So where does this all leave us? How do we find our way through the crap to the good? As I see it, there are a few common themes that can help or hinder a remake:
– What is the draw? Many of the remakes that fall into the ‘bad’ category are accused of being a cynical cash-in. And this is entirely true. They are trading on the original name rather than the current film. Total Recall is a key example of this. A hot mess of a film, it is clear the intention was for nostalgia for the original to paper over the cracks in their story/action/script/science. If you look at the remakes that tend to fall into the ‘good’ category stand by themselves. Oceans 11 traded on its cast and cool, you could be forgiven for not even knowing there was an original. The remake needs to stand up by itself, not just a cash-in.
– Is It Something Different? One of the most derided remakes of all time is Gus Van Sant’s shot-for-shot remake of Psycho. It was boring. We had already seen this film and better. On the flip-side we have 21 Jump Street. The original TV series was a straight police crime procedural but the remake framed it as a buddy comedy, telling a new story within an existing world. And thus 21 Jump Street is well liked whereas Psycho is mostly forgotten.
– Is It A Good Film? This is possibly the most subjective of the themes but in many ways the most important. Let us consider the twin cases of Fright Night and Dark Shadows. Both of these films fitted in the first theme, trading on their casts to draw rather than the original series, both of them reimagined a straight laced show as a comedy and yet both fell flat, being both a critical and commerical failure. And why? They aren’t very good films. On the other side of this, let us look at Star Trek. The remake traded entirely on the existing fans and knowledge, it is as straightlaced as the show was and yet is routinely praised, due in no part to it’s quality. The casting is spot-on, the action exciting and the script strong.

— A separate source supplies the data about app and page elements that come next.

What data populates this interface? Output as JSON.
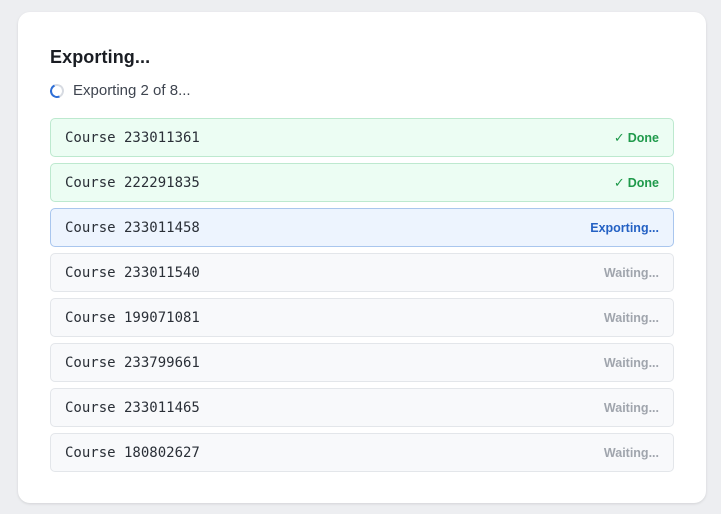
{
  "dialog": {
    "title": "Exporting...",
    "progress_text": "Exporting 2 of 8..."
  },
  "courses": [
    {
      "label": "Course 233011361",
      "status": "Done",
      "state": "done"
    },
    {
      "label": "Course 222291835",
      "status": "Done",
      "state": "done"
    },
    {
      "label": "Course 233011458",
      "status": "Exporting...",
      "state": "active"
    },
    {
      "label": "Course 233011540",
      "status": "Waiting...",
      "state": "waiting"
    },
    {
      "label": "Course 199071081",
      "status": "Waiting...",
      "state": "waiting"
    },
    {
      "label": "Course 233799661",
      "status": "Waiting...",
      "state": "waiting"
    },
    {
      "label": "Course 233011465",
      "status": "Waiting...",
      "state": "waiting"
    },
    {
      "label": "Course 180802627",
      "status": "Waiting...",
      "state": "waiting"
    }
  ],
  "icons": {
    "done": "check-icon",
    "progress": "spinner-icon"
  },
  "colors": {
    "done": "#1f9a4b",
    "active": "#2461c4",
    "waiting": "#a0a5ad"
  }
}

Whilst there are no clear answers to the question of how make a good remake and there is no end in sight to the genre in the future, I would hope that we can see it isn’t all bad news. We might have to wade through many terrible remakes to find the gems, but when we do, they are more than worth the effort.